It’s difficult to not feel fear. Maybe we can harness it, making it a motivator.
You’ve heard Tony Robbins say, “If you want to take the island, burn the boats.” (It’s certainly meme-able, and he did it with more expletives.) The story references Spanish Conquistador Hernan Cortes in 1520 attempting to conquer Mexico. He told his troops to burn the boats so they couldn’t retreat - winning the battle was the only option, failing to do so would be deadly (literally). Cortes did win, but I wonder if it was more because they were ruthless conquistadors, not because they didn’t have an escape or retreat.
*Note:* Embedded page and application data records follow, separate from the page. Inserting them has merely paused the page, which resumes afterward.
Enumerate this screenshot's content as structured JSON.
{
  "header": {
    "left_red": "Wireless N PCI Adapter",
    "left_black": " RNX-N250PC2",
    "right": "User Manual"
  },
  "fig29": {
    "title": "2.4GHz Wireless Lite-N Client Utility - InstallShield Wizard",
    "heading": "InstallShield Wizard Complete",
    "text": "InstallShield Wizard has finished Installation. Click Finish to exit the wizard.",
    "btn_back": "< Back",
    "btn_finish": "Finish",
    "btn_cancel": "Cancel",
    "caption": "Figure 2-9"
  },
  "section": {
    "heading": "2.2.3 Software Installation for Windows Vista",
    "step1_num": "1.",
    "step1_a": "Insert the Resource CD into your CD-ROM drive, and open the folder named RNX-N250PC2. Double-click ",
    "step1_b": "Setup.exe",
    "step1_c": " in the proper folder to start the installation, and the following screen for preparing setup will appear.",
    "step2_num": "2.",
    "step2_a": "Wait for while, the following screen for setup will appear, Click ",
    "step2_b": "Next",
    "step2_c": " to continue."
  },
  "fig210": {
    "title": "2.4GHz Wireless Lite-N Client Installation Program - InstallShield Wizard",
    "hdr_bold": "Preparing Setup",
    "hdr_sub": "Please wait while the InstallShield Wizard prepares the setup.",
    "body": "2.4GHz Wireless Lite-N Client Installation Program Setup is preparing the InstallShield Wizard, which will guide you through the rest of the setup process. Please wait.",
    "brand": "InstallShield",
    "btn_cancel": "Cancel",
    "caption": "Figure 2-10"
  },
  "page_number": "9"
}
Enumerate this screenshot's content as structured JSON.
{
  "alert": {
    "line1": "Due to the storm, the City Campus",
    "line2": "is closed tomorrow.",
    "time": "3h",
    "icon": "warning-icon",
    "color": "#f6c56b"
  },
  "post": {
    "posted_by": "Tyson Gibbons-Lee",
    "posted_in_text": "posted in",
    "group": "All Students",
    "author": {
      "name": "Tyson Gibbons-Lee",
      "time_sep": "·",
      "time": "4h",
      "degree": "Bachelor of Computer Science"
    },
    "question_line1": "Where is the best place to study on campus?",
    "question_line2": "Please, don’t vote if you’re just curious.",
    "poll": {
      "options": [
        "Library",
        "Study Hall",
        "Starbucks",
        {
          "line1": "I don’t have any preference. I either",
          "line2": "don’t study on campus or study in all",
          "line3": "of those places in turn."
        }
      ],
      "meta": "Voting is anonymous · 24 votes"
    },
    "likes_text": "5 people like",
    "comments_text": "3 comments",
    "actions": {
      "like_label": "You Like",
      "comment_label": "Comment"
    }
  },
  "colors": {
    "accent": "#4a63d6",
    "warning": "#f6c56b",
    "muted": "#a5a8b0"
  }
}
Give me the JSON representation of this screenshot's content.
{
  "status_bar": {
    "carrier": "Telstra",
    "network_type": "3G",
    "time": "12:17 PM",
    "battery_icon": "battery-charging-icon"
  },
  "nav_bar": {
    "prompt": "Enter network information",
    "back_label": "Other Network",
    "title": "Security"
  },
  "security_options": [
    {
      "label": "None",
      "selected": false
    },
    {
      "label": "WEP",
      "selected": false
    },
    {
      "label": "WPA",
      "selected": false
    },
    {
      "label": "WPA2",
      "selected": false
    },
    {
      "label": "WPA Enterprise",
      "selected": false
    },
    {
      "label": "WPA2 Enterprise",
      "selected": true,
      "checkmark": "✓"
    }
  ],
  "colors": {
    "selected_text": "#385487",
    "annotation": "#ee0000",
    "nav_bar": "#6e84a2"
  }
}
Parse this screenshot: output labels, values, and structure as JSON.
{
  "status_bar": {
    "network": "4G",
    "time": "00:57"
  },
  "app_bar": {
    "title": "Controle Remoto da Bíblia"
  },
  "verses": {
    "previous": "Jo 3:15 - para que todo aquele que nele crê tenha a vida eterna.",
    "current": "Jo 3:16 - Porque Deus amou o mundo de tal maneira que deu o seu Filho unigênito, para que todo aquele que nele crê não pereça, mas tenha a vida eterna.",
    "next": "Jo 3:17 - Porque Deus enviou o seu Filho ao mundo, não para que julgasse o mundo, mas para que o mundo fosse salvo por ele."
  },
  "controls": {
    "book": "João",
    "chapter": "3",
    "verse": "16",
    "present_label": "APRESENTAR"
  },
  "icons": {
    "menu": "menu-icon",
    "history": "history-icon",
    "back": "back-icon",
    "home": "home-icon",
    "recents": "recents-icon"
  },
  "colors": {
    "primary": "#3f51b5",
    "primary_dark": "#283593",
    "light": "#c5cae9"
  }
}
A few years ago, I read a post on Medium from a startup founder. They received an investment to build the company, started out strong, developed some revenue, and then failed! He shares that they were supposed to get acquired, but the deal fell through and they had no alternatives. Being without a backup or alternatives is a dangerous trajectory. They had to get this one deal done and if they didn’t, the company falls into the chasm.
If you are afraid to fail, does that motivate you to take big leaps? No. It’s more likely to have you make reckless or impulsive decisions, increasing the odds of failure. Fear should not be a motivator.
While I was COO of CDNOW, a public company, there were market shifts (the start of the dotcom bust) that forced us to take a leap. We made plans to merge with Columbia House, a private company owned by Sony and Time Warner. On the last day they were able to terminate the deal, Sony and Time Warner backed out. It was nearly devastating. To a team, motivated by fear, this could have been a deadly fall into the chasm. We had backup plans, one to sell the company to another party, another to restructure. We pursued both in parallel, distracting, but not deadly. We sold to Bertelsmann as the cornerstone of their new e-commerce group and preserved $150M in revenue and 500 jobs. (A couple of years later, Bertelsmann did change their strategy and decided to shut it all down, a different lesson for a another story sometime.)
The leaps of merging with Columbia House, and it having fail, and the risks in the plans that followed, certainly did make us fearful about our ability to land and succeed. We didn’t let that fear drive how we were going to continue to build the business.
Out of Your Comfort Zone
The Jewish New Year 5779 was earlier this month. I went to a new synagogue, hearing new rabbis and new sermons. It made me wonder if I should hire Rabbis as coaches. Perhaps some of the clergy or leaders of faith in your life help positively shape your perspectives?
One of the Rabbis shared a story in his sermon of a man who asked G-d for $5,000. When you think of G-d, you probably assume he has an infinite bank account, so why not ask for $10,000 or $10,000,000. Why only $5,000? The person in the story doesn’t ask for more because they self-imposed limits. When we do not ask for $10,000,000, it is because we are trying to be kind or humble. But why not try and make the big leap? Another Rabbi the following day said, “You’re not living until you are out of your comfort zone.”
We need to focus on dreams and push our fears aside. Jordan Zimmerman, a speaker at the 10X conference, said “Chase your dreams, not your fears.” Whether we are planning our business, our careers, or our personal lives, we need to be prepared - and comfortable - to take leaps towards our dream. Forget our fears, accept them as emotions, and leap forward.